6. What’s Next

The patch works as it is, with the capability to “see” and run remote images. There are multiple next steps, some self-evident others may be less.

The most obvious one is to un-HACK aufs and introduce a new multi-rooted (suggested name: namespace) driver that would be in-turn configurable to use the underlying OS aufs or overlayfs mount/unmount.

This is easy but this, as well as the other points below, requires positive feedback and consensus.

Other immediate steps include:

  • graph.TagStore to tag all layers including remote
  • rootNFS setting via .conf for Graph
  • fix migrate.go accordingly

Once done, next steps could be:

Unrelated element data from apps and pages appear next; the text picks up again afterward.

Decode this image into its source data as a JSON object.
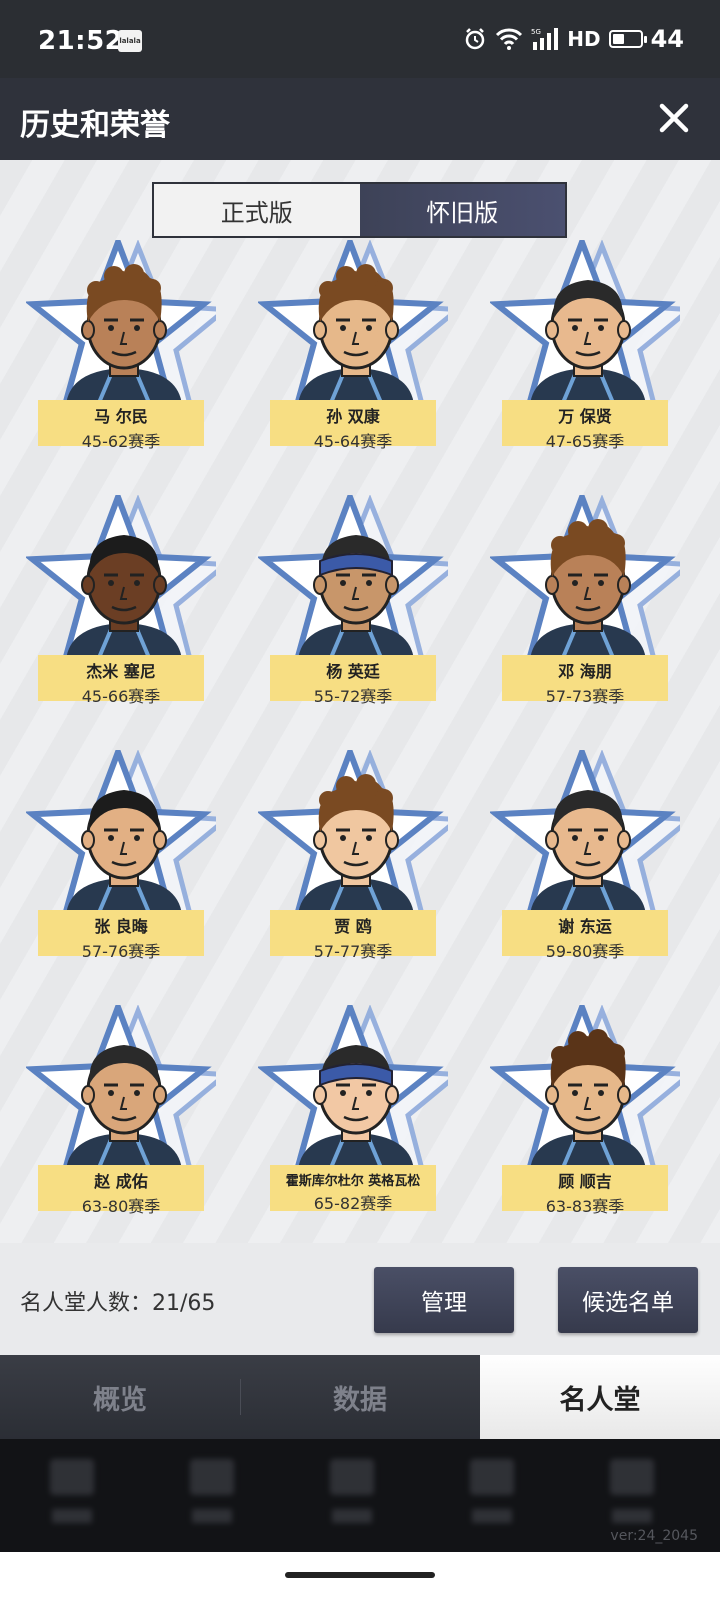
{
  "status_bar": {
    "time": "21:52",
    "app_icon_text": "lalala",
    "network": "HD",
    "battery": "44",
    "battery_fraction": 0.44
  },
  "header": {
    "title": "历史和荣誉"
  },
  "toggle": {
    "options": [
      "正式版",
      "怀旧版"
    ],
    "selected": "怀旧版"
  },
  "players": [
    {
      "name": "马 尔民",
      "seasons": "45-62赛季",
      "skin": "#b98158",
      "hair": "curly",
      "hair_color": "#7a4a22",
      "headband": false
    },
    {
      "name": "孙 双康",
      "seasons": "45-64赛季",
      "skin": "#e6b88a",
      "hair": "curly",
      "hair_color": "#7a4a22",
      "headband": false
    },
    {
      "name": "万 保贤",
      "seasons": "47-65赛季",
      "skin": "#e8b98e",
      "hair": "short",
      "hair_color": "#2a2a2a",
      "headband": false
    },
    {
      "name": "杰米 塞尼",
      "seasons": "45-66赛季",
      "skin": "#6b3e24",
      "hair": "short",
      "hair_color": "#1c1c1c",
      "headband": false
    },
    {
      "name": "杨 英廷",
      "seasons": "55-72赛季",
      "skin": "#c8966a",
      "hair": "short",
      "hair_color": "#2a2a2a",
      "headband": true
    },
    {
      "name": "邓 海朋",
      "seasons": "57-73赛季",
      "skin": "#b98158",
      "hair": "curly",
      "hair_color": "#7a4a22",
      "headband": false
    },
    {
      "name": "张 良晦",
      "seasons": "57-76赛季",
      "skin": "#e2b084",
      "hair": "short",
      "hair_color": "#1c1c1c",
      "headband": false
    },
    {
      "name": "贾 鸥",
      "seasons": "57-77赛季",
      "skin": "#f0c7a0",
      "hair": "curly",
      "hair_color": "#7a4a22",
      "headband": false
    },
    {
      "name": "谢 东运",
      "seasons": "59-80赛季",
      "skin": "#e8b98e",
      "hair": "short",
      "hair_color": "#2a2a2a",
      "headband": false
    },
    {
      "name": "赵 成佑",
      "seasons": "63-80赛季",
      "skin": "#d9a67a",
      "hair": "short",
      "hair_color": "#2a2a2a",
      "headband": false
    },
    {
      "name": "霍斯库尔杜尔 英格瓦松",
      "seasons": "65-82赛季",
      "skin": "#f2c8a4",
      "hair": "short",
      "hair_color": "#2a2a2a",
      "headband": true
    },
    {
      "name": "顾 顺吉",
      "seasons": "63-83赛季",
      "skin": "#e6b88a",
      "hair": "curly",
      "hair_color": "#5a3418",
      "headband": false
    }
  ],
  "footer": {
    "hof_count_label": "名人堂人数：21/65",
    "manage_label": "管理",
    "candidates_label": "候选名单"
  },
  "tabs": [
    {
      "label": "概览"
    },
    {
      "label": "数据"
    },
    {
      "label": "名人堂"
    }
  ],
  "active_tab": "名人堂",
  "version": "ver:24_2045",
  "colors": {
    "header_bg": "#2f323b",
    "label_bg": "#f7de83",
    "star_stroke": "#5b82c2",
    "jersey": "#28394f"
  }
}
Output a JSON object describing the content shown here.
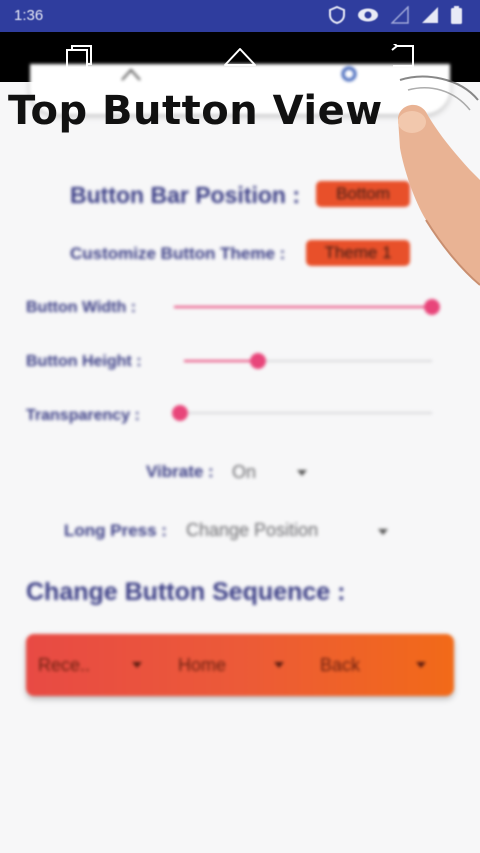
{
  "status_bar": {
    "time": "1:36"
  },
  "overlay": {
    "headline": "Top Button View"
  },
  "settings": {
    "position": {
      "label": "Button Bar Position :",
      "value": "Bottom"
    },
    "theme": {
      "label": "Customize Button Theme :",
      "value": "Theme 1"
    },
    "sliders": [
      {
        "label": "Button Width :",
        "value_fraction": 1.0
      },
      {
        "label": "Button Height :",
        "value_fraction": 0.3
      },
      {
        "label": "Transparency :",
        "value_fraction": 0.0
      }
    ],
    "vibrate": {
      "label": "Vibrate :",
      "value": "On"
    },
    "long_press": {
      "label": "Long Press :",
      "value": "Change Position"
    }
  },
  "sequence": {
    "title": "Change Button Sequence :",
    "items": [
      "Rece..",
      "Home",
      "Back"
    ]
  },
  "colors": {
    "status_bar": "#2f3d9e",
    "accent": "#e8457a",
    "pill": "#e8502a",
    "label": "#3a3d85"
  }
}
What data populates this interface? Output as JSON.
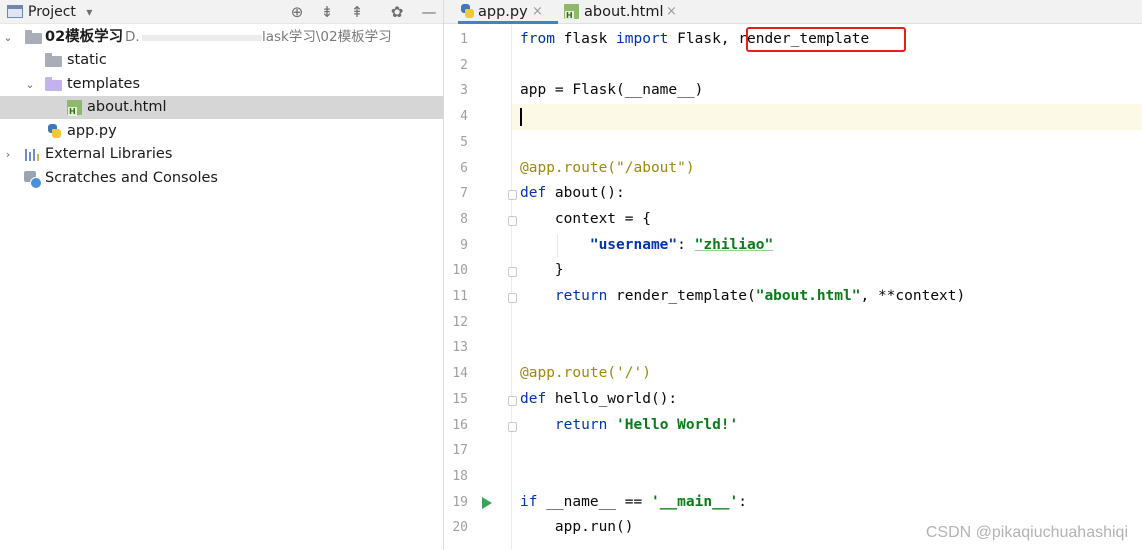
{
  "project_panel": {
    "toolbar": {
      "title": "Project",
      "dropdown_glyph": "▾",
      "icons": [
        "locate-icon",
        "expand-all-icon",
        "collapse-all-icon",
        "gear-icon",
        "hide-icon"
      ],
      "glyphs": {
        "locate": "⊕",
        "expand": "⇟",
        "collapse": "⇞",
        "gear": "✿",
        "hide": "—"
      }
    },
    "tree": {
      "root": {
        "name": "02模板学习",
        "path_prefix": "D.",
        "path_suffix": "lask学习\\02模板学习",
        "expanded": true
      },
      "items": [
        {
          "label": "static",
          "kind": "folder"
        },
        {
          "label": "templates",
          "kind": "folder",
          "expanded": true
        },
        {
          "label": "about.html",
          "kind": "html",
          "selected": true
        },
        {
          "label": "app.py",
          "kind": "python"
        },
        {
          "label": "External Libraries",
          "kind": "libraries",
          "expanded": false
        },
        {
          "label": "Scratches and Consoles",
          "kind": "scratches"
        }
      ]
    }
  },
  "editor": {
    "tabs": [
      {
        "label": "app.py",
        "active": true,
        "close": "×"
      },
      {
        "label": "about.html",
        "active": false,
        "close": "×"
      }
    ],
    "current_line": 4,
    "run_line": 19,
    "highlighted_token": "render_template",
    "lines": {
      "l1": {
        "from": "from",
        "mod": " flask ",
        "imp": "import",
        "rest": " Flask, ",
        "fn": "render_template"
      },
      "l3": {
        "text": "app = Flask(__name__)"
      },
      "l6": {
        "text": "@app.route(\"/about\")"
      },
      "l7": {
        "kw": "def",
        "rest": " about():"
      },
      "l8": {
        "text": "    context = {"
      },
      "l9": {
        "indent": "        ",
        "key": "\"username\"",
        "sep": ": ",
        "val": "\"zhiliao\""
      },
      "l10": {
        "text": "    }"
      },
      "l11": {
        "indent": "    ",
        "kw": "return",
        "mid": " render_template(",
        "str": "\"about.html\"",
        "rest": ", **context)"
      },
      "l14": {
        "text": "@app.route('/')"
      },
      "l15": {
        "kw": "def",
        "rest": " hello_world():"
      },
      "l16": {
        "indent": "    ",
        "kw": "return",
        "sp": " ",
        "str": "'Hello World!'"
      },
      "l19": {
        "kw": "if",
        "mid": " __name__ == ",
        "str": "'__main__'",
        "rest": ":"
      },
      "l20": {
        "text": "    app.run()"
      }
    }
  },
  "watermark": "CSDN @pikaqiuchuahashiqi"
}
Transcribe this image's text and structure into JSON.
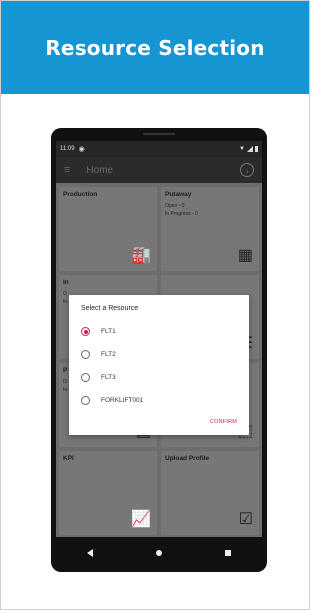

  • on demand mounting and remounting via distributed daemon (likely etcd)
  • node add/delete runtime support – same
  • local cache invalidation upon new-image-pulled, image-deleted, etc. events (“cache” here implies Graph.idIndex, etc.)
  • image/layer reference counting, to correctly handle remote usage vs. ‘docker rmi’ for instance
  • and more

And later:

  • shadow copying of read-only layers, to trade local space for performance
  • and vice versa, removal of duplicated layers (the “dedup”)
  • container inter-node migration
  • container HA failover
  • object storage as the alternative backend for docker images and layers (which are in fact immutable versioned objects, believe it or not).

Some of these are definitely beyond just the docker daemon and would require API and orchestrator (cluster-level) awareness. But that’s, again, outside the scope of this proposal.

7. Instead of Conclusion

In the end the one thing that makes it – all of the above – doable and feasible is the immutable nature of image layers and their unique and global naming via crypto-content-hashes.